Starting from this quote from Canon Law, Sr. Mary Wright, IBVM offers some very useful practical notes on the fundamental norms which the constitutions of an Institute must contain in order to faithfully protect the vocation and identity of the Institute itself. Constitutions are not simply norms; the charismatic passion of the Founder is enshrined in them and they have provided entire generations of men and women religious with an
evangelical path towards sanctity. It is very interesting to see how the spiritual elements of Constitutions can and must be properly harmonized with the
Sr. Simona Paolini, FMBG presents us with a profound and detailed reflection on the nature and modes of expressing the service of authority in the phase of the econfiguration and restructuring of Institutes of Religious Life. In a time of significant change in the field of religious life, authority also needs a renewed adaptation which is not separated from its fundamental dimensions.
Today it is no longer possible to think of an arbitrary authority, nor an individual authority; therefore, the desire is to promote a more synodal authority, one open to co-responsibility, that is, able to dialogue with the current issues, developing a response elaborated together, in communion. It is the time for an authority that rediscovers the responsibility of being prophetic, announcing a new way of being authority, in the shared search for a path, that requires listening, putting oneself aside, being in the midst of others, engaged in discussion, open to mutual acceptance, attentive to the sharing of goods.
Sr. Laura Leming, FMI leads us to reflect on our ministry’s movement towards the margins, as women religious. The Gospel of Mark takes place along the road where many encounters happen. At the end of the Gospel, Jesus’s final exhortation is, “Go into all the world and preach the gospel to all creation” (Mc. 16:15). Pope Francis invited members of the Church, especially the consecrated
people, to cultivate a “renewed apostolic zeal” which could reach “all who live in the most diverse existential peripheries.” These appeals call for our attention and invite us to be present in the margins of the Church and of society, to leave our central, familiar and comfortable positions, and to see what others see. But what are the competencies that we need to cultivate in order to develop a praxis of presence in the religious peripheries in order to be able to face these global challenges with openness and confidence?

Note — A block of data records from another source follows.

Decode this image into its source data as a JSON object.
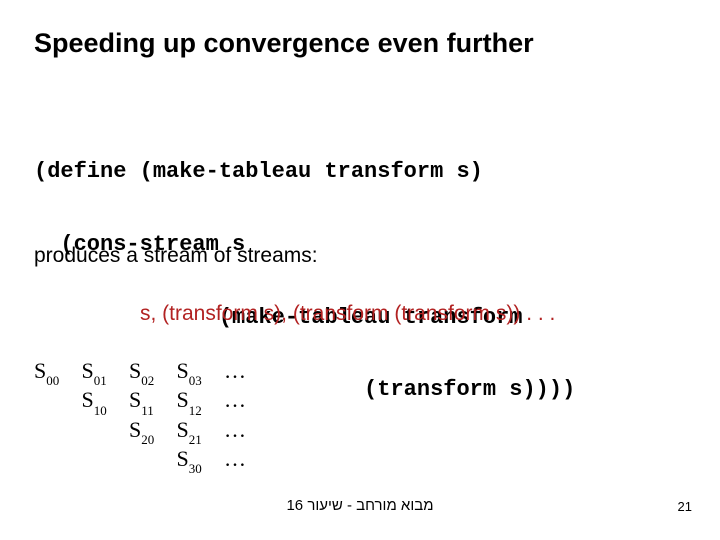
{
  "title": "Speeding up convergence even further",
  "code": {
    "l1": "(define (make-tableau transform s)",
    "l2": "  (cons-stream s",
    "l3": "              (make-tableau transform",
    "l4": "                         (transform s))))"
  },
  "produces": "produces a stream of streams:",
  "stream": "s, (transform s), (transform (transform s)) . . .",
  "matrix": {
    "r0": {
      "c0": "00",
      "c1": "01",
      "c2": "02",
      "c3": "03"
    },
    "r1": {
      "c1": "10",
      "c2": "11",
      "c3": "12"
    },
    "r2": {
      "c2": "20",
      "c3": "21"
    },
    "r3": {
      "c3": "30"
    },
    "dots": "…"
  },
  "footer": "מבוא מורחב - שיעור 16",
  "page": "21"
}
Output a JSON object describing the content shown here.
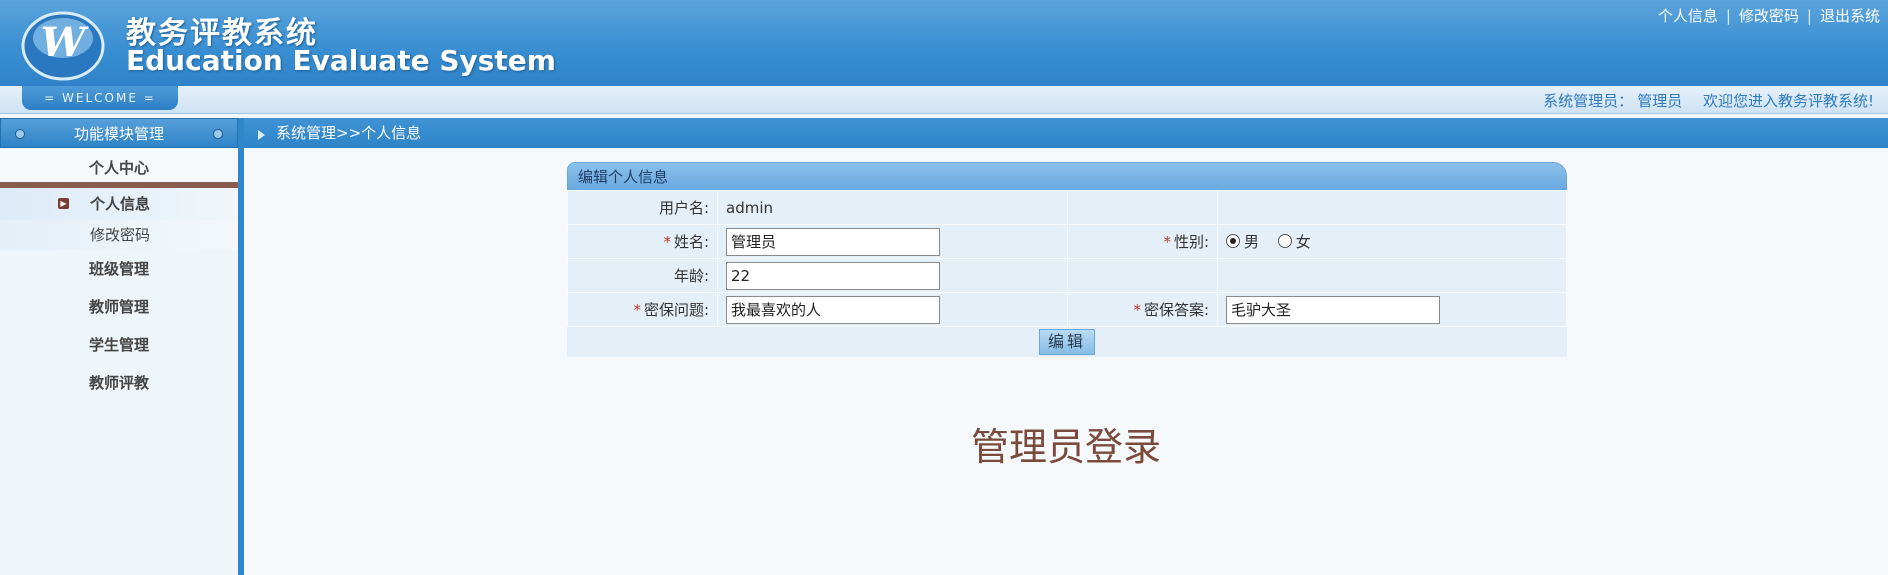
{
  "header": {
    "title_cn": "教务评教系统",
    "title_en": "Education Evaluate System",
    "logo_letter": "W",
    "links": [
      "个人信息",
      "修改密码",
      "退出系统"
    ]
  },
  "welcome": {
    "tab_label": "= WELCOME =",
    "role_label": "系统管理员：",
    "user_name": "管理员",
    "greeting": "欢迎您进入教务评教系统!"
  },
  "sidebar": {
    "header": "功能模块管理",
    "group_label": "个人中心",
    "items": [
      {
        "label": "个人信息",
        "active": true
      },
      {
        "label": "修改密码",
        "active": false
      }
    ],
    "menus": [
      "班级管理",
      "教师管理",
      "学生管理",
      "教师评教"
    ]
  },
  "breadcrumb": "系统管理>>个人信息",
  "form": {
    "title": "编辑个人信息",
    "username_label": "用户名:",
    "username_value": "admin",
    "name_label": "姓名:",
    "name_value": "管理员",
    "gender_label": "性别:",
    "gender_options": [
      "男",
      "女"
    ],
    "gender_selected": "男",
    "age_label": "年龄:",
    "age_value": "22",
    "question_label": "密保问题:",
    "question_value": "我最喜欢的人",
    "answer_label": "密保答案:",
    "answer_value": "毛驴大圣",
    "submit_label": "编辑",
    "required_mark": "*"
  },
  "page_heading": "管理员登录",
  "colors": {
    "header_blue": "#3a8fd2",
    "accent_brown": "#7a4a3d"
  }
}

An important appointment awaits the Church in the month of October 2018: the Synod of the Youth. It will be a moment of serious and demanding reflection in which the Church will be called to suggest thoughts and strategies to re-propose to young people the truth of the Gospel in a simple, effective and attractive way. Consecrated Life is directly involved in this challenge. As a help
in the journey towards the Synod we want to offer an attentive and painstaking reflection by Fr. Antonio Pernia, SVD on who and what are the young people today and on a vision of religious life that could say something to them. How could a Religious Life be made attractive to young people? As it has always been: mystical and prophetic. A mysticism and prophecy that leads to the people,
to mission and to the poor. The solidarity with the poor shows us the “other face” of God. It is not the face of the God known or seen from the “overside” of history, that is, from the point of view of the winners and the powerful, but the face of the unknown God, seen from the “underside” of history, that is, from the standpoint of the victims and marginalized. Consecrated people have an
indispensable role in the Church today. They contribute to the movement of the Church from the “conservation mode” to the “missionary mode.” (cf. EG 15), thus revealing the “other side” of the Church, that is, not the bureaucratic institutional Church, but the Church as “field hospital after the battle, where the wounds of humanity may be bandaged, cured and healed.”
(Pope Francis, Homily at Santa Marta, October 30, 2015)